> _Records shown_:
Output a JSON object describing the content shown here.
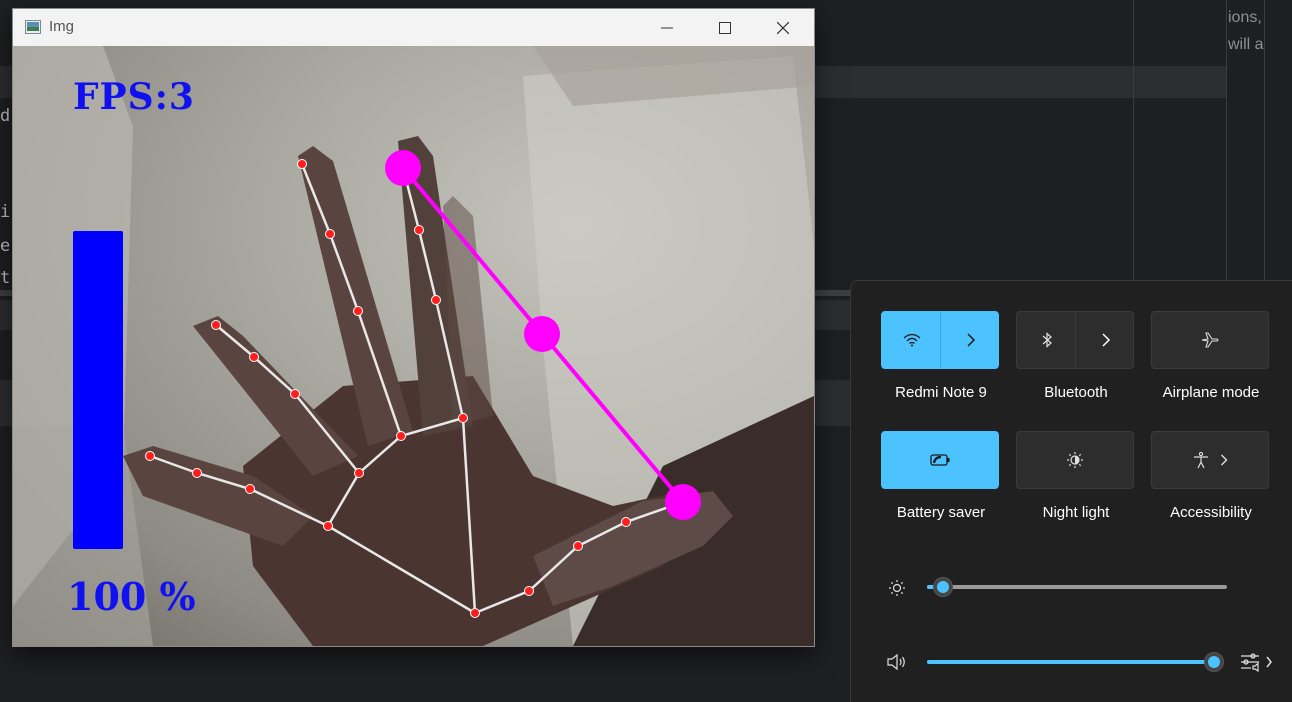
{
  "window": {
    "title": "Img"
  },
  "overlay": {
    "fps_text": "FPS:3",
    "volume_percent_text": "100 %",
    "volume_level": 1.0,
    "bar_color": "#0000ff",
    "line_color": "#ff00ff"
  },
  "ide": {
    "code_fragments": [
      "d",
      "i",
      "e",
      "t"
    ],
    "right_text": [
      "ions,",
      "will a"
    ]
  },
  "quick_settings": {
    "tiles": [
      {
        "label": "Redmi Note 9",
        "icon": "wifi-icon",
        "active": true,
        "expandable": true
      },
      {
        "label": "Bluetooth",
        "icon": "bluetooth-icon",
        "active": false,
        "expandable": true
      },
      {
        "label": "Airplane mode",
        "icon": "airplane-icon",
        "active": false,
        "expandable": false
      },
      {
        "label": "Battery saver",
        "icon": "battery-saver-icon",
        "active": true,
        "expandable": false
      },
      {
        "label": "Night light",
        "icon": "night-light-icon",
        "active": false,
        "expandable": false
      },
      {
        "label": "Accessibility",
        "icon": "accessibility-icon",
        "active": false,
        "expandable": true
      }
    ],
    "brightness_level": 0.0,
    "volume_level": 1.0,
    "accent_color": "#4cc2ff"
  }
}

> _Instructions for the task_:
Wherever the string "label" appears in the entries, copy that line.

> _Expected output_:
        "label": "Redmi Note 9",
        "label": "Bluetooth",
        "label": "Airplane mode",
        "label": "Battery saver",
        "label": "Night light",
        "label": "Accessibility",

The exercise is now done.